From the records below, report the number of lines that contain "pages", and add nothing.

START Dataset extract

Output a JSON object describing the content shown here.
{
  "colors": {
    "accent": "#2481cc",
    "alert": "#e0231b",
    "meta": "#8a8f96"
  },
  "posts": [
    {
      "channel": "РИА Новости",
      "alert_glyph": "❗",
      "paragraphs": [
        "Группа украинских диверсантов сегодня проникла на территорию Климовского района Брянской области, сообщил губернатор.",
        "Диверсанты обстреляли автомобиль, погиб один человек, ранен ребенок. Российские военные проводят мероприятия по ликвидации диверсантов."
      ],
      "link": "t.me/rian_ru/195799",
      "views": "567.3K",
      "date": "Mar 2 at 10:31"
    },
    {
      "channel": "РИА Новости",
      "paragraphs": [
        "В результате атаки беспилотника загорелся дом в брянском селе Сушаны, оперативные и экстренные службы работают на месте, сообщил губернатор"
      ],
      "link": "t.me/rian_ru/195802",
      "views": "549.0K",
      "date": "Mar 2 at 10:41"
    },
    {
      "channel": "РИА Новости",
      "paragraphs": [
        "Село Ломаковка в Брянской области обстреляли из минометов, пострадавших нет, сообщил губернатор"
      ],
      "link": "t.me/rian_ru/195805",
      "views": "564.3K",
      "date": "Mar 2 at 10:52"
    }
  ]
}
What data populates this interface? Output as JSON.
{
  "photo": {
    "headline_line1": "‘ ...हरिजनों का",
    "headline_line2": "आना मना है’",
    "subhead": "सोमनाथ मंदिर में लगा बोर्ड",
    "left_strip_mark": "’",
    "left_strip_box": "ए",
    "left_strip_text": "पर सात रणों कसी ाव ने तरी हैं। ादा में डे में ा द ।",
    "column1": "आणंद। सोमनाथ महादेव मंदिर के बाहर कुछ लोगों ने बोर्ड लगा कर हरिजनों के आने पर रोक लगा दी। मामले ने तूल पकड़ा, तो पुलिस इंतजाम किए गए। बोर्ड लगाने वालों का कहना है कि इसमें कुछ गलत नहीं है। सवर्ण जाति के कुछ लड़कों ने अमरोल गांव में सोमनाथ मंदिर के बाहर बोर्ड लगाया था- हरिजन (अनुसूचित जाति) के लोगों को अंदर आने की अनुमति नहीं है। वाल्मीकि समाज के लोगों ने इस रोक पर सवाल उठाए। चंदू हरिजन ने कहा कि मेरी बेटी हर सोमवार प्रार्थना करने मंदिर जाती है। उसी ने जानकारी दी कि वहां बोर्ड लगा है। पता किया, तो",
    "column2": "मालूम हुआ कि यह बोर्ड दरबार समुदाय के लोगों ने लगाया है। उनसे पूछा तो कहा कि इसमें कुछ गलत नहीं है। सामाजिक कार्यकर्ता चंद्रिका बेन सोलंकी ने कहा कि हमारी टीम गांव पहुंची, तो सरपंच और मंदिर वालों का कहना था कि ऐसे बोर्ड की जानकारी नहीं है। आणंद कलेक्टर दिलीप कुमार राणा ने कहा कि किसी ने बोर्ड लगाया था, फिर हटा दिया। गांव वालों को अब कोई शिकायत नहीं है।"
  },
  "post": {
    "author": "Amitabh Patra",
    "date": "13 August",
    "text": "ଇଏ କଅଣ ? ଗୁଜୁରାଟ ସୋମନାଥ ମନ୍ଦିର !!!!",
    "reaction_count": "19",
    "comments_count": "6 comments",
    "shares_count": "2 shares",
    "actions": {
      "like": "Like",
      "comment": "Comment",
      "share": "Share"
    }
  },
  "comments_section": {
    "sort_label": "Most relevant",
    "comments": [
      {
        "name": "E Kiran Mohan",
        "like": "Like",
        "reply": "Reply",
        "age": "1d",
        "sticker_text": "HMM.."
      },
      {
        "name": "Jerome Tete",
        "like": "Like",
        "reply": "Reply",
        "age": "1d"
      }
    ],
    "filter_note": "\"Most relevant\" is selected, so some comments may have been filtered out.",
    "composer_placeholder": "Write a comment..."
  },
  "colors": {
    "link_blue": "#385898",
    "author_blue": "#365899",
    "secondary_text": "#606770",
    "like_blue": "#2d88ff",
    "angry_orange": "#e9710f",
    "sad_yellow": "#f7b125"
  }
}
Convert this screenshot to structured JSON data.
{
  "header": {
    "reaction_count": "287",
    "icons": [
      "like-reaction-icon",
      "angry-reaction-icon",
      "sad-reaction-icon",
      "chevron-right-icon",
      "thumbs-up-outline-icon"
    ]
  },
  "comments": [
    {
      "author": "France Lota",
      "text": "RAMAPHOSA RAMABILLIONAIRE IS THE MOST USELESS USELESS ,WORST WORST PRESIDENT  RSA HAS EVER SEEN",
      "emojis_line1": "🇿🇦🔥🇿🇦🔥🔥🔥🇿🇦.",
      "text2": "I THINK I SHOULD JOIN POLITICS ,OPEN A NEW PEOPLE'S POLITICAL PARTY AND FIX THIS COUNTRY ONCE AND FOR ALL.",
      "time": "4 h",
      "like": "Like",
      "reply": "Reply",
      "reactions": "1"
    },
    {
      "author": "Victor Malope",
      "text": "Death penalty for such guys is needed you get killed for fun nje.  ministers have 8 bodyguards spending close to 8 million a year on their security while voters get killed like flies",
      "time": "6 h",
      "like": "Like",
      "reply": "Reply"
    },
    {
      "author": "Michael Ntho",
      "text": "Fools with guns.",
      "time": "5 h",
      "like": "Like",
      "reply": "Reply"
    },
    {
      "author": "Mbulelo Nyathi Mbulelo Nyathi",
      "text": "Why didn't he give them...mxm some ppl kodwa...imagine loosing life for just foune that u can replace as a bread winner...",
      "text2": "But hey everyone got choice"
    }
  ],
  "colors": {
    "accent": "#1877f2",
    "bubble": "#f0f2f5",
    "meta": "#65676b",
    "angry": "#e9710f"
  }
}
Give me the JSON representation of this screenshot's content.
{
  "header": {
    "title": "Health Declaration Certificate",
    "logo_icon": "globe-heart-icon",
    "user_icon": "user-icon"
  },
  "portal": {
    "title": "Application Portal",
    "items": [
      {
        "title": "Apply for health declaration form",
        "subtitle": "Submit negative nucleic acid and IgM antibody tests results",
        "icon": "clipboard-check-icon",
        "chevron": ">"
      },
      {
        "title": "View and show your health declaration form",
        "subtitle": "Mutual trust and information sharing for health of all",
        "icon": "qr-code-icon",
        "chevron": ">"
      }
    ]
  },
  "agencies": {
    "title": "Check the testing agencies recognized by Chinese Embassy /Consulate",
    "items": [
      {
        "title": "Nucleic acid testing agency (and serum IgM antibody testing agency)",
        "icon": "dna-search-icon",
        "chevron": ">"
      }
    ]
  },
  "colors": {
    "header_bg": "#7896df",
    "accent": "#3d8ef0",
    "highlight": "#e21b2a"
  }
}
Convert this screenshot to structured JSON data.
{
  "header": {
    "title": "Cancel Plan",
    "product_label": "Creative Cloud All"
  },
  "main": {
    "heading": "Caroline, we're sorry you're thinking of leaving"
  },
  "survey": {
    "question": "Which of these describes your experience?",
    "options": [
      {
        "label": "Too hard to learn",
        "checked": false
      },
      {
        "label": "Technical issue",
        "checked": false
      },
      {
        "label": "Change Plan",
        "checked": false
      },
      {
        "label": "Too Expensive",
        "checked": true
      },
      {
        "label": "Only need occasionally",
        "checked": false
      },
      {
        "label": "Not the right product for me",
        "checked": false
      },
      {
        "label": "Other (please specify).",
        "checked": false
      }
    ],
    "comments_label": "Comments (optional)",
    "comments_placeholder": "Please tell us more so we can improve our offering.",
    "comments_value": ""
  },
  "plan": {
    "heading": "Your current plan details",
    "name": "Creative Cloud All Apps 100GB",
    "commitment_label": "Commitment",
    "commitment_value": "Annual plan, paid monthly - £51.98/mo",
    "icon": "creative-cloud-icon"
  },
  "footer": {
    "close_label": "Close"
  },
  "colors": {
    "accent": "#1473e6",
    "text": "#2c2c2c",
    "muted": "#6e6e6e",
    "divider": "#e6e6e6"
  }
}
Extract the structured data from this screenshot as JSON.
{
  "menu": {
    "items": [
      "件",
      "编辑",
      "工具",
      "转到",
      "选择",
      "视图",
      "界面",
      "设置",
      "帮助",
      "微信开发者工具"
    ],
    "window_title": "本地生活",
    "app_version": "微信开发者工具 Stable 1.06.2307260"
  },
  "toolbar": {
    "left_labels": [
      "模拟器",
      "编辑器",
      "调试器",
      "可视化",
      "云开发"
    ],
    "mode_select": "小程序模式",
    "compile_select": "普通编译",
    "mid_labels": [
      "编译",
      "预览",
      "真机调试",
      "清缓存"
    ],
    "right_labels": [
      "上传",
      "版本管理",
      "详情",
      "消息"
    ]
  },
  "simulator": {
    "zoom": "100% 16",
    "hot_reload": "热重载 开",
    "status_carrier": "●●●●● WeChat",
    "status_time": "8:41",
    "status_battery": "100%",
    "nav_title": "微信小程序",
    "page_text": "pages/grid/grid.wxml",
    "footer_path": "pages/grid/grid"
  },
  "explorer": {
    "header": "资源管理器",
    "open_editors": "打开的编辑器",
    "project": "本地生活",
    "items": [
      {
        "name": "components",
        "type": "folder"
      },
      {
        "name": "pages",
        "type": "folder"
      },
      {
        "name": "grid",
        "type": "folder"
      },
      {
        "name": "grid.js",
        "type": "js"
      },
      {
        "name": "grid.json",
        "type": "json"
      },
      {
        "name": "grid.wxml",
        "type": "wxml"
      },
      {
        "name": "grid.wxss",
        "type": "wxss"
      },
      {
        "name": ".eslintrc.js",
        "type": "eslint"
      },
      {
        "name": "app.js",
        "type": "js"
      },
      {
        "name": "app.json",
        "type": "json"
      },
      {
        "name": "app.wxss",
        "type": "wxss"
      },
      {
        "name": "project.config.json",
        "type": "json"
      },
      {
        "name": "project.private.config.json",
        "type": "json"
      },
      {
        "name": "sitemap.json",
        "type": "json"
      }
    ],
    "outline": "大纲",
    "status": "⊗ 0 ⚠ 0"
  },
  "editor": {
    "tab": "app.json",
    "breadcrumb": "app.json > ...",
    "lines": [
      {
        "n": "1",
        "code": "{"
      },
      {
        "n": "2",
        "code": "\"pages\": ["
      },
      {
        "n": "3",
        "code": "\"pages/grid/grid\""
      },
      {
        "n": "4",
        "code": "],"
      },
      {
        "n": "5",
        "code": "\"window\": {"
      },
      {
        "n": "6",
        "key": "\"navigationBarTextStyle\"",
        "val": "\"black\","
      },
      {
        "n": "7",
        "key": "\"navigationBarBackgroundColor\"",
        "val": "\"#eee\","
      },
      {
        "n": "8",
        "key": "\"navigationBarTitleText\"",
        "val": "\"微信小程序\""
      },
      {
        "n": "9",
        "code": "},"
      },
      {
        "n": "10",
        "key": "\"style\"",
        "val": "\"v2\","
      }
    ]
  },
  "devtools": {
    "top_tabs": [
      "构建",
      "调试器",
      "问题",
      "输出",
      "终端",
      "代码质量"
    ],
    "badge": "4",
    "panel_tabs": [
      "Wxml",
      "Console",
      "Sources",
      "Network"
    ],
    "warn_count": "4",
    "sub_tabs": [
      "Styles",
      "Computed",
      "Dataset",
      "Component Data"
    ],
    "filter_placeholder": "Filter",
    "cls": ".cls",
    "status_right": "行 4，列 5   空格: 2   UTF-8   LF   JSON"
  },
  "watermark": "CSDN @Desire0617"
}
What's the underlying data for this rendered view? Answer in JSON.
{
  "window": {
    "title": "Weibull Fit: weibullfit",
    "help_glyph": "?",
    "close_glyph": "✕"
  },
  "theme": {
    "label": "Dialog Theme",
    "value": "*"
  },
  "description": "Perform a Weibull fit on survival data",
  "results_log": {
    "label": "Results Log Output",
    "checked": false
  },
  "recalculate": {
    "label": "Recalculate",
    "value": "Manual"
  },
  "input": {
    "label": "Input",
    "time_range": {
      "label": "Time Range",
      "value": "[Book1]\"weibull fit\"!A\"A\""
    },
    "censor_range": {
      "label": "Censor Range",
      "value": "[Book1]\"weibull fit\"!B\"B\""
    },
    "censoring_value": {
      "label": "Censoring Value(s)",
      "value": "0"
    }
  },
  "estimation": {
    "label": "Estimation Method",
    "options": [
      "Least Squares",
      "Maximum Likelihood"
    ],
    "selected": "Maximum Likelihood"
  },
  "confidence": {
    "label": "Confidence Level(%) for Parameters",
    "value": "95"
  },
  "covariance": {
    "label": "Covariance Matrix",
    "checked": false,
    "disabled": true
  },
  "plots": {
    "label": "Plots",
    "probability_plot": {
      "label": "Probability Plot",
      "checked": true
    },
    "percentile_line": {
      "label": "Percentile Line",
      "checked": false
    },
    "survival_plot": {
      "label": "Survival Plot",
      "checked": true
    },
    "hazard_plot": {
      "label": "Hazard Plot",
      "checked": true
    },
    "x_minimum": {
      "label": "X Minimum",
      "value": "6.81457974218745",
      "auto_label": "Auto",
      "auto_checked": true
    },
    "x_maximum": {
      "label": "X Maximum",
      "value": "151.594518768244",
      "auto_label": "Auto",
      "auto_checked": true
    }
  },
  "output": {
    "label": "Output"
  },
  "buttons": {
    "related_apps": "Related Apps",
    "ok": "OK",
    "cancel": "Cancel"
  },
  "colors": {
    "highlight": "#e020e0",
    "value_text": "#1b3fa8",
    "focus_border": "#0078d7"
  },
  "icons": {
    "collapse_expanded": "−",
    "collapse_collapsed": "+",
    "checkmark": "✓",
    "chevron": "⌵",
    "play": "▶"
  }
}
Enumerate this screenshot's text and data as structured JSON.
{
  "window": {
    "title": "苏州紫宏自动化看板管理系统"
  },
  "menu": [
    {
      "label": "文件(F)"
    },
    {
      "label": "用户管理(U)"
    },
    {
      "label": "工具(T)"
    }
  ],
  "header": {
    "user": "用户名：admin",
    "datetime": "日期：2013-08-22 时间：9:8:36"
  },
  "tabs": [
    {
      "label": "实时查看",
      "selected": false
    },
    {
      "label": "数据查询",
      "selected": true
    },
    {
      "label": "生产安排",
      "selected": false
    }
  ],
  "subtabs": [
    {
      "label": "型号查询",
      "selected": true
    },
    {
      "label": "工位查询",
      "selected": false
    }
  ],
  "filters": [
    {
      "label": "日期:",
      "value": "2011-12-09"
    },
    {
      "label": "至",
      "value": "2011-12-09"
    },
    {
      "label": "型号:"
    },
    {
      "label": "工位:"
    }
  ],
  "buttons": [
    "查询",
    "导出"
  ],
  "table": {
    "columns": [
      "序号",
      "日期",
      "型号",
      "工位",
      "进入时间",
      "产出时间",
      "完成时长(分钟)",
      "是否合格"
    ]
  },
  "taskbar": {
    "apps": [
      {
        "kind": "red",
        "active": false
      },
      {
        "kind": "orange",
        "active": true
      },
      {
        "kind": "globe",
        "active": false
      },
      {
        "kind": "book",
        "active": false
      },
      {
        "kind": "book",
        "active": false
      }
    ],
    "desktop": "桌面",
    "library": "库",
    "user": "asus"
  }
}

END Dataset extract

Response to this task: 5